– Polar bear: it is the largest land mammal of the Arctic region and one of the most famous inhabitants of the island, even if its population is in decline due to global warming and the lack of seals, which are the basis of food of this Ursus maritimus. The polar bear is one of the largest terrestrial carnivores in the world – together with the Kodiak bear – and is the only polar superpredator. The polar bear has more developed legs than the rest of its Ursidae family that allows it to walk between blocks of ice and swim even for long distances. Under the white fur is hidden a black skin that attracts and retains the heat of the sun’s rays;
– Walrus: it is another of the most representative animals of Greenland. It is a large pinniped mammal – measuring about three meters long and weighing 1,300 kilos – and can be seen in arctic seas. His skin is very thick (it has a border of about three centimeters) and both sexes have fangs that are even more than a meter long. The ends of the walruses are real fins with rough skin that allows them to move on the ground or between the rocks. To feed, they dive for almost 100 meters deep and can remain without breathing for about half an hour. They also mate in water, but the females give birth to puppies lying on blocks of ice or between rocks;
– Arctic fox: this small canid that lives in the tundra and on the slopes of Eurasia and North America arrived in Greenland walking on ice, hundreds of years ago. With small ears and a body that measures about 55 centimeters, the Arctic fox is able to live in one of the coldest areas of the planet. It has a thick fur against low temperatures, white in color, which allows it to blend in with the snow. In summer, the arctic fox takes on a lighter shade, more tending to yellowish. This animal does not go into hibernation or even migrate when it is winter, as opposed to the polar bear. It feeds on small mammals, birds, eggs and baby seals;

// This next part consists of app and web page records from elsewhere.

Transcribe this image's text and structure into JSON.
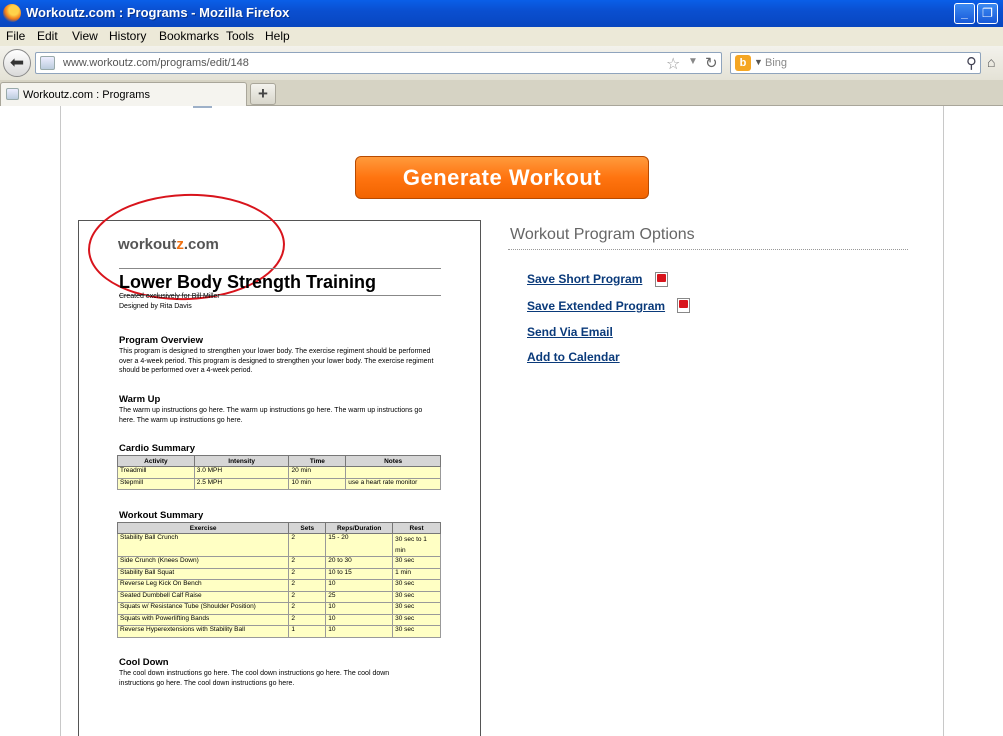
{
  "window": {
    "title": "Workoutz.com : Programs - Mozilla Firefox",
    "minimize": "_",
    "restore": "❐"
  },
  "menu": [
    "File",
    "Edit",
    "View",
    "History",
    "Bookmarks",
    "Tools",
    "Help"
  ],
  "nav": {
    "url": "www.workoutz.com/programs/edit/148",
    "search_placeholder": "Bing"
  },
  "tab": {
    "label": "Workoutz.com : Programs",
    "new_tab": "+"
  },
  "page": {
    "generate_button": "Generate Workout",
    "preview": {
      "logo_part1": "workout",
      "logo_z": "z",
      "logo_part2": ".com",
      "title": "Lower Body Strength Training",
      "created_for": "Created exclusively for Bill Miller",
      "designed_by": "Designed by Rita Davis",
      "overview_heading": "Program Overview",
      "overview_text": "This program is designed to strengthen your lower body. The exercise regiment should be performed over a 4-week period. This program is designed to strengthen your lower body. The exercise regiment should be performed over a 4-week period.",
      "warmup_heading": "Warm Up",
      "warmup_text": "The warm up instructions go here. The warm up instructions go here. The warm up instructions go here. The warm up instructions go here.",
      "cardio_heading": "Cardio Summary",
      "cardio_columns": [
        "Activity",
        "Intensity",
        "Time",
        "Notes"
      ],
      "cardio_rows": [
        [
          "Treadmill",
          "3.0 MPH",
          "20 min",
          ""
        ],
        [
          "Stepmill",
          "2.5 MPH",
          "10 min",
          "use a heart rate monitor"
        ]
      ],
      "workout_heading": "Workout Summary",
      "workout_columns": [
        "Exercise",
        "Sets",
        "Reps/Duration",
        "Rest"
      ],
      "workout_rows": [
        [
          "Stability Ball Crunch",
          "2",
          "15 - 20",
          "30 sec to 1 min"
        ],
        [
          "Side Crunch (Knees Down)",
          "2",
          "20 to 30",
          "30 sec"
        ],
        [
          "Stability Ball Squat",
          "2",
          "10 to 15",
          "1 min"
        ],
        [
          "Reverse Leg Kick On Bench",
          "2",
          "10",
          "30 sec"
        ],
        [
          "Seated Dumbbell Calf Raise",
          "2",
          "25",
          "30 sec"
        ],
        [
          "Squats w/ Resistance Tube (Shoulder Position)",
          "2",
          "10",
          "30 sec"
        ],
        [
          "Squats with Powerlifting Bands",
          "2",
          "10",
          "30 sec"
        ],
        [
          "Reverse Hyperextensions with Stability Ball",
          "1",
          "10",
          "30 sec"
        ]
      ],
      "cooldown_heading": "Cool Down",
      "cooldown_text": "The cool down instructions go here. The cool down instructions go here. The cool down instructions go here. The cool down instructions go here."
    },
    "options": {
      "title": "Workout Program Options",
      "save_short": "Save Short Program",
      "save_extended": "Save Extended Program",
      "send_email": "Send Via Email",
      "add_calendar": "Add to Calendar"
    }
  }
}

– Bearded seal: it is another of the pinniped mammals that are part of the fauna of Greenland and the nearby Arctic Ocean. Although it lacks auricles and has backward-facing fins, its main feature is its thick “beard”, which distinguishes it from other seals. The bearded seal measures less than three meters and can weigh over 300 kilos. There is not much difference between the sexes in terms of size. It feeds on clams, fish and squid, which it detects thanks to its long whiskers even at very high depths, often diving over 300 meters.